If you are a fish owner or hobbyist, you should make sure your aquarium and its residents remain happy and healthy. Here are a few things you should remember:
- Know your fish – Some need special conditions and diet, while others are aggressive and unsuitable for a community tank.
- Design fishponds so that plants, snails, fish, or eggs can’t escape during heavy rains, and screen all overflow areas.
- Change the water – Replace about a third of the water in your aquarium at least once a month. Tap water may contain chemicals that harm your fish so make sure you use appropriately treated or aged water, such as using a water conditioner available from your pet shop.

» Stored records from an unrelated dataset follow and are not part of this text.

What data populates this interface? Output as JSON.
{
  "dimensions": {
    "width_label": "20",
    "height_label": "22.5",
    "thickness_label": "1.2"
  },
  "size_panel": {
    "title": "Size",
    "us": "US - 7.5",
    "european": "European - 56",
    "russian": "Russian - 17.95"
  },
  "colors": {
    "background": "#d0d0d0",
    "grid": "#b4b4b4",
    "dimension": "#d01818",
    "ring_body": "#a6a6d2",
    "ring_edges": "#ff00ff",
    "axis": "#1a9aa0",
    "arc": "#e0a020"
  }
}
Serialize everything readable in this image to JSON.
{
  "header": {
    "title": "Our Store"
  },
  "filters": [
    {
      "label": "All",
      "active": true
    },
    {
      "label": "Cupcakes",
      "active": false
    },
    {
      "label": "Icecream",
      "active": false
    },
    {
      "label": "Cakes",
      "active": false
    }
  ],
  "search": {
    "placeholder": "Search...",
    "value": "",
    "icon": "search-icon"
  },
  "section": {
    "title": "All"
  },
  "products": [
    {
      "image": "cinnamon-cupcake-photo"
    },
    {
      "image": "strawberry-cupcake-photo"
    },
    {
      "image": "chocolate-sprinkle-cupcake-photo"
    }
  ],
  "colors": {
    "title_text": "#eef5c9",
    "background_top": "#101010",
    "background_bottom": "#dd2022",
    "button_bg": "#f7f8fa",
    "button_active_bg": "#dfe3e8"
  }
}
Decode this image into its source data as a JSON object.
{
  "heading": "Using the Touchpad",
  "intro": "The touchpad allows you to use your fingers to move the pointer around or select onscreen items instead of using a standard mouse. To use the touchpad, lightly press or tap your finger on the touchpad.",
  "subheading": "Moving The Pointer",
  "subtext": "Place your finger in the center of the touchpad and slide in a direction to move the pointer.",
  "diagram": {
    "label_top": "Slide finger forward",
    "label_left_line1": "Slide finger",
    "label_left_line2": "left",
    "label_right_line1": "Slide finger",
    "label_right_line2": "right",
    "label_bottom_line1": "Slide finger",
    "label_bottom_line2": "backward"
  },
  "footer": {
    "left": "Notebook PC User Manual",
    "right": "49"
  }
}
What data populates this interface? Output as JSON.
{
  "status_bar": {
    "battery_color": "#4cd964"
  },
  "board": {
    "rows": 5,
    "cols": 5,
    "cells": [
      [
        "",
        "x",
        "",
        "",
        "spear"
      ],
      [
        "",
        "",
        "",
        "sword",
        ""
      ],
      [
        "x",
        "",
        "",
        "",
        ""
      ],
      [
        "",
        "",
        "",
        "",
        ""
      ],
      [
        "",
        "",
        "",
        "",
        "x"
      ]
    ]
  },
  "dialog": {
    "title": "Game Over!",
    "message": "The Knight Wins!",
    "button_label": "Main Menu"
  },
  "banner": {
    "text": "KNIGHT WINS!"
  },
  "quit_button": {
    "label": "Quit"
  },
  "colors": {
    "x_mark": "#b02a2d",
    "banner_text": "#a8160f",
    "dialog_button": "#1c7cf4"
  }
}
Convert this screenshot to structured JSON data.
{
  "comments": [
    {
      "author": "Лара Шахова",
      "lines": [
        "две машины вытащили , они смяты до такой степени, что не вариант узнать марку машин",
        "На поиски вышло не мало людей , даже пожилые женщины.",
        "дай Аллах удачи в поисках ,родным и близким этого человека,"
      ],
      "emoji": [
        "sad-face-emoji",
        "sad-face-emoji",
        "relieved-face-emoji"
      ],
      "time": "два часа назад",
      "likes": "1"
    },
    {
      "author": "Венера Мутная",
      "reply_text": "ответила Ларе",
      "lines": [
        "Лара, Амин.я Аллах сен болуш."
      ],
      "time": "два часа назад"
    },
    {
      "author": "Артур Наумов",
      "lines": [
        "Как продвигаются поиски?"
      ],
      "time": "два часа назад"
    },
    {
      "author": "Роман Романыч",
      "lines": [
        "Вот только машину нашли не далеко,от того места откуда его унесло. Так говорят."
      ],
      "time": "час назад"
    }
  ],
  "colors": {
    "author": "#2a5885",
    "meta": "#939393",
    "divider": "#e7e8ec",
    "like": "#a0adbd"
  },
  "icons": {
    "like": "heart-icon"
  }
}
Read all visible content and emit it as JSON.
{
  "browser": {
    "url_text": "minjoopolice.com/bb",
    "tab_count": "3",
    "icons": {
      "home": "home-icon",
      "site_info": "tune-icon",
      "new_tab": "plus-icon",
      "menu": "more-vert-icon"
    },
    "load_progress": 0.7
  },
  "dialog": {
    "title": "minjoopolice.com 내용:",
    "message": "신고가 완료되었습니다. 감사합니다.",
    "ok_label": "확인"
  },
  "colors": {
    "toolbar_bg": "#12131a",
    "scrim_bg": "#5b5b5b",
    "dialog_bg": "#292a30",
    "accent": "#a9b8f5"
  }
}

- Take care cleaning tanks or ponds - Tip wastewater on the garden; place solid waste like plants or gravel in the bin or bury them. Water, rocks and gravel from your aquarium or pond may contain fish and snail eggs, larvae, plant fragments, or diseases.
- Remove sick fish – Diseased fish can contaminate others so remove them quickly (and dispose in general waste).
- Don't overfeed – Feed only as much as your fish will eat in one minute and just once a day, or as advised by your pet shop.
- Don't overcrowd – Overcrowding increases pollution and aggression problems.
- Watch the sun - Too much sunlight on your tank encourages algae growth.
- Quarantine live food prior to introducing it to your aquarium or pond, to ensure that any diseases or parasites are not spread to your fish!
Diseases of ornamental fish
Commonly experienced problems in aquaria include "ich" or white spot disease, a skin infection caused by the protozoan parasite Ichthyophthirius multifiliis, which manifests as small white spots over the body and fins; ‘fin rot’, where fishes' fins turn whitish and die back, often following damage or injury, which is caused by bacterial or fungal infection; and various internal or external parasites.
The names commonly given to disease problems encountered by fish hobbyists, such as ‘dropsy’, ‘pop-eye’, ‘fin rot’ and so on, are mostly descriptions of symptoms rather than specific diseases. They may be caused by a wide range of disease agents, most of which are poorly understood. Although some diseases, such as white spot disease, can cause grossly visible signs in fish, the actual cause may not be determined without suitable training and the aid of a microscope, or other specialist diagnostic tests.
A veterinarian should be consulted for disease diagnosis, and gross signs alone should not be used to diagnose and treat suspected disease in fish